Wherever the string "time" occurs in a line of these records, report that line.

========================================

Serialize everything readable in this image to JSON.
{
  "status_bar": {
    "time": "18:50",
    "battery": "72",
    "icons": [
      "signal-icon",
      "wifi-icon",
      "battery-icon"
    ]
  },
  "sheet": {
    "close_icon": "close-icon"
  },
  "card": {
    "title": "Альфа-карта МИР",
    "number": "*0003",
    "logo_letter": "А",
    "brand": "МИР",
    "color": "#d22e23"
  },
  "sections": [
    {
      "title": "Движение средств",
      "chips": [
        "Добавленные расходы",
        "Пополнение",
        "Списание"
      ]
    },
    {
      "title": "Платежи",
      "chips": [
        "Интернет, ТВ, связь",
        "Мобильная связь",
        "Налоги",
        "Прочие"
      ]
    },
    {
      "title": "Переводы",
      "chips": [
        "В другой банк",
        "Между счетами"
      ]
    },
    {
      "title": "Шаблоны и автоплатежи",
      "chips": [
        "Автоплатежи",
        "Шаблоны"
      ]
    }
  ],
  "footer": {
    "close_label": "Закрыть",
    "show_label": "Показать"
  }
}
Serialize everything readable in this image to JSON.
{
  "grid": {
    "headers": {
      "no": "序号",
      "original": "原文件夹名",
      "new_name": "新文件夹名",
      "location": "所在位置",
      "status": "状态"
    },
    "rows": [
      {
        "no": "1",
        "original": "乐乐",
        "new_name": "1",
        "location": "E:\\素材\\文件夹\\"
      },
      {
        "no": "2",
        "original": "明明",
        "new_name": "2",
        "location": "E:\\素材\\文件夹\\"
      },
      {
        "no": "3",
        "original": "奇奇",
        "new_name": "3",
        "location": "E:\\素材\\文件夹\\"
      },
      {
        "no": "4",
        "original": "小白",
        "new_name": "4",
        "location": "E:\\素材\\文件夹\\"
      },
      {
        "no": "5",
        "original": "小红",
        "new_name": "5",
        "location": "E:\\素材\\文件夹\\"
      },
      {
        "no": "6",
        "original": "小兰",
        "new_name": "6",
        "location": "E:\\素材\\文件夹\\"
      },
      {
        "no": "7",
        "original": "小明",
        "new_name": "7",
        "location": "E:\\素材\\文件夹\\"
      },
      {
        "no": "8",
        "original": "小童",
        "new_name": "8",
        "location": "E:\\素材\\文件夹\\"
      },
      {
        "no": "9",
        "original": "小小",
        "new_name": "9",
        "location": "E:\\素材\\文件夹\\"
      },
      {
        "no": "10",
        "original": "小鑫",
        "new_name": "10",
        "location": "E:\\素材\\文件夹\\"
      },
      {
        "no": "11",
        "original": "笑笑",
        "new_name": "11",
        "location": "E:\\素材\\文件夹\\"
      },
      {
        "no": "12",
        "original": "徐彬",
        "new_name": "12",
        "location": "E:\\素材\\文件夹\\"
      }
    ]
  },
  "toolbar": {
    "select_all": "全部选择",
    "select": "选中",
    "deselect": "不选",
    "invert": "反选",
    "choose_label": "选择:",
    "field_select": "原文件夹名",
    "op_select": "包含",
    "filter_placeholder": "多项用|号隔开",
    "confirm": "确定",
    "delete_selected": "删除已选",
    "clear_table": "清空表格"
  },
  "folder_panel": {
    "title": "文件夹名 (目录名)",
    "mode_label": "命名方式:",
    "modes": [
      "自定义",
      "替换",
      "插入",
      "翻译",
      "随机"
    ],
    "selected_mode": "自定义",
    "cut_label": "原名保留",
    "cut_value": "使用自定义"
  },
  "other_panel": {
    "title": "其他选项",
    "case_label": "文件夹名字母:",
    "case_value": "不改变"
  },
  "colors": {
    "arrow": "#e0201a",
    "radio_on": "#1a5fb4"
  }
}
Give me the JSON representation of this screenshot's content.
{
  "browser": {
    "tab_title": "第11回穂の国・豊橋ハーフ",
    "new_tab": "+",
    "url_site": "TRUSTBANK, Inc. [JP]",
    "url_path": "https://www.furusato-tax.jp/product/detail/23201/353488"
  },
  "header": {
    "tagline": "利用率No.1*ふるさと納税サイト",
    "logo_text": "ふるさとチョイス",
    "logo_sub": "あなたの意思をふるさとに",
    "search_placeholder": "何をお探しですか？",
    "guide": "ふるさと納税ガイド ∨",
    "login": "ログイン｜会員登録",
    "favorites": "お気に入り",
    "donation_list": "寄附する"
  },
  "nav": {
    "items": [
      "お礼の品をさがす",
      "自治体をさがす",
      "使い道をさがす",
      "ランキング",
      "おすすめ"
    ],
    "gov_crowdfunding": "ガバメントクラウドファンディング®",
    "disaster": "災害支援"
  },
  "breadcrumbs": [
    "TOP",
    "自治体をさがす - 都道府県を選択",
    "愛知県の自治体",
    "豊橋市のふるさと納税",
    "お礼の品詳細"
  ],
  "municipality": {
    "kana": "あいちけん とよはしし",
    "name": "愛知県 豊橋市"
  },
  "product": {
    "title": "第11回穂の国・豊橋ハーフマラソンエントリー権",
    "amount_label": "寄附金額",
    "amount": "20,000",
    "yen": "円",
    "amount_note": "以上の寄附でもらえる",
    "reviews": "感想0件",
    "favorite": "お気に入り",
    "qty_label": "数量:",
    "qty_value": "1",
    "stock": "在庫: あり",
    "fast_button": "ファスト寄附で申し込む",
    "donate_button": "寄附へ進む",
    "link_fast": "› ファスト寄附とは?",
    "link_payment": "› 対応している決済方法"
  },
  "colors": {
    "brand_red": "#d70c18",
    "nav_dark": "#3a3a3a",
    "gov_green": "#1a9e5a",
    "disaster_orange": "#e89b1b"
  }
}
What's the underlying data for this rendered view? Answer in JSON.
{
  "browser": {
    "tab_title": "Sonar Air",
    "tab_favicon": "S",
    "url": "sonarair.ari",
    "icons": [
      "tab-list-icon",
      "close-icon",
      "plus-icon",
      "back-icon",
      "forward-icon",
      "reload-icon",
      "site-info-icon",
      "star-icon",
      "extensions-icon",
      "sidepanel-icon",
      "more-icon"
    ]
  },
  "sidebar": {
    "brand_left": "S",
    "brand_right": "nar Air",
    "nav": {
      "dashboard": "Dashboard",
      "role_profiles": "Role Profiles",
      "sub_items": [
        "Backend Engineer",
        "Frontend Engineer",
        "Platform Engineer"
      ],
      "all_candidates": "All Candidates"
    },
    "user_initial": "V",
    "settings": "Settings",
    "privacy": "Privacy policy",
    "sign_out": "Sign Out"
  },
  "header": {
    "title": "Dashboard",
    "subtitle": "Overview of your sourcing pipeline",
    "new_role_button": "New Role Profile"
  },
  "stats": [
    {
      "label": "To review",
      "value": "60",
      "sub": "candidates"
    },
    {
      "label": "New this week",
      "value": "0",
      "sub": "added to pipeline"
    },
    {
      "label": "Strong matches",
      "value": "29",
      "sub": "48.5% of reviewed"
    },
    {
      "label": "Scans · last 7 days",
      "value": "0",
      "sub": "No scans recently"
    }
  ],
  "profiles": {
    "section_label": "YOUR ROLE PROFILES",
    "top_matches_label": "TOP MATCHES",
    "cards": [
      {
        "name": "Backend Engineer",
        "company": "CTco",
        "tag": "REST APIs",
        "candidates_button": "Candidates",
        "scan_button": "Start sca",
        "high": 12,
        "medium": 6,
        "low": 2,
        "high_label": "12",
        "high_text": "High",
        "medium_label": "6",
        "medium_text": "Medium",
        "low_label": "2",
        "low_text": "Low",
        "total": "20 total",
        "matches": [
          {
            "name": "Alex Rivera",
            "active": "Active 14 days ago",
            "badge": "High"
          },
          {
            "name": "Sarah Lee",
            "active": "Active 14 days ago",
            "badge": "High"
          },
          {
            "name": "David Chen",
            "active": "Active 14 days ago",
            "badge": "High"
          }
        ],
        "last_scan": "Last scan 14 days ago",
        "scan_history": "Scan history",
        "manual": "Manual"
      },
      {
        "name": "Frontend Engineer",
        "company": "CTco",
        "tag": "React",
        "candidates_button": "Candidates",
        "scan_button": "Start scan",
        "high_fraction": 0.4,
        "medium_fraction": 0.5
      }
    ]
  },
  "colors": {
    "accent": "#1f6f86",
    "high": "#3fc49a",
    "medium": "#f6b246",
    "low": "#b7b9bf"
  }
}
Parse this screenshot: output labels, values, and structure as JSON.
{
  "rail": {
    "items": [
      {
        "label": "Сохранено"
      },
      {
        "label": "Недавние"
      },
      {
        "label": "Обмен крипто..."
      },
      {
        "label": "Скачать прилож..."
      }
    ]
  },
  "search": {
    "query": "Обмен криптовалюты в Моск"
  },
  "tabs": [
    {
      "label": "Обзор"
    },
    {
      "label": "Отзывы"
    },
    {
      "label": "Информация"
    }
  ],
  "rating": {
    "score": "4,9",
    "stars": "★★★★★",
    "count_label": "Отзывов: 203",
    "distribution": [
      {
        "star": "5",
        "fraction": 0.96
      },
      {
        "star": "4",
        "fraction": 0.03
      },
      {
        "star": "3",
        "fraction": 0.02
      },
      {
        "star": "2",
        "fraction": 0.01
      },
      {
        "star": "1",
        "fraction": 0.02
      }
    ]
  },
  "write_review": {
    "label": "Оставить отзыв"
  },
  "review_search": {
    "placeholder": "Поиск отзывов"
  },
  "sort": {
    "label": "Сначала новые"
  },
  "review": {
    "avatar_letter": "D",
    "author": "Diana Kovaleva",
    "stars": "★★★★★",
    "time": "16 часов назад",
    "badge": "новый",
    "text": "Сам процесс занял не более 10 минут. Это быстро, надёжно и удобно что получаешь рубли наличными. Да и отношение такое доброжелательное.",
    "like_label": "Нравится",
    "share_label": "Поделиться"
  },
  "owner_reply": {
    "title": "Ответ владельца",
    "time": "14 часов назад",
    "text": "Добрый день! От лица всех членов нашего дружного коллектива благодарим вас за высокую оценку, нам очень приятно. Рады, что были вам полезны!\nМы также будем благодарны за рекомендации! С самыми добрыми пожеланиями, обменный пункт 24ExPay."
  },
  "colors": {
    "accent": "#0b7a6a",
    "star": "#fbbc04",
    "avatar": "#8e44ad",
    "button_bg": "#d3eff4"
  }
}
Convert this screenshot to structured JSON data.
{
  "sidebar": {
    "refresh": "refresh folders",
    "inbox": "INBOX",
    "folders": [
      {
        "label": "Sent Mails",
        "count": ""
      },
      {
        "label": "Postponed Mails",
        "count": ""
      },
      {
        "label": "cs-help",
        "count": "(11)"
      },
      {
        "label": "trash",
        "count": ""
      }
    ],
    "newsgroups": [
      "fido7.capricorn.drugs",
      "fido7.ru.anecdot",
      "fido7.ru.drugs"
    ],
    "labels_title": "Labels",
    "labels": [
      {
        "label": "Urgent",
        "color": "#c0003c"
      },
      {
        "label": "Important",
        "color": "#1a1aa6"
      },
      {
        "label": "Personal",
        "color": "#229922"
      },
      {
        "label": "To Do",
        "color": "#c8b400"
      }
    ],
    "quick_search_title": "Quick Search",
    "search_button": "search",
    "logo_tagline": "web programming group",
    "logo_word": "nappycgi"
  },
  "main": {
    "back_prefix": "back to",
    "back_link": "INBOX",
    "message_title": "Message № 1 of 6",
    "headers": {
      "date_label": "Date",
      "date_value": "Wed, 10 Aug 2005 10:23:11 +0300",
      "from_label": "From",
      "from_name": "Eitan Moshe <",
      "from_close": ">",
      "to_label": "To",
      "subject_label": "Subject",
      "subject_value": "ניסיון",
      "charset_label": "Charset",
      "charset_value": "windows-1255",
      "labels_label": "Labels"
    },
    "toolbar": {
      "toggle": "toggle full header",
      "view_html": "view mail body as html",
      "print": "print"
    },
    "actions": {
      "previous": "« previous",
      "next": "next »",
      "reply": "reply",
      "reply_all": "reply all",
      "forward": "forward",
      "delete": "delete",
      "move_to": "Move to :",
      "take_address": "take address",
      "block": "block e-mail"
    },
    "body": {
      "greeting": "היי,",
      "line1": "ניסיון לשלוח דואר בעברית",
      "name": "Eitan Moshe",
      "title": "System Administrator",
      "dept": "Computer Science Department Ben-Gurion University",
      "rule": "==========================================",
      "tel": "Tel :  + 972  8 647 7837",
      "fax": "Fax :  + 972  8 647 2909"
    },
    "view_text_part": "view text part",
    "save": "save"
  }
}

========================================

OUTPUT OF THE EXERCISE:
    "time": "18:50",
    "time": "16 часов назад",
    "time": "14 часов назад",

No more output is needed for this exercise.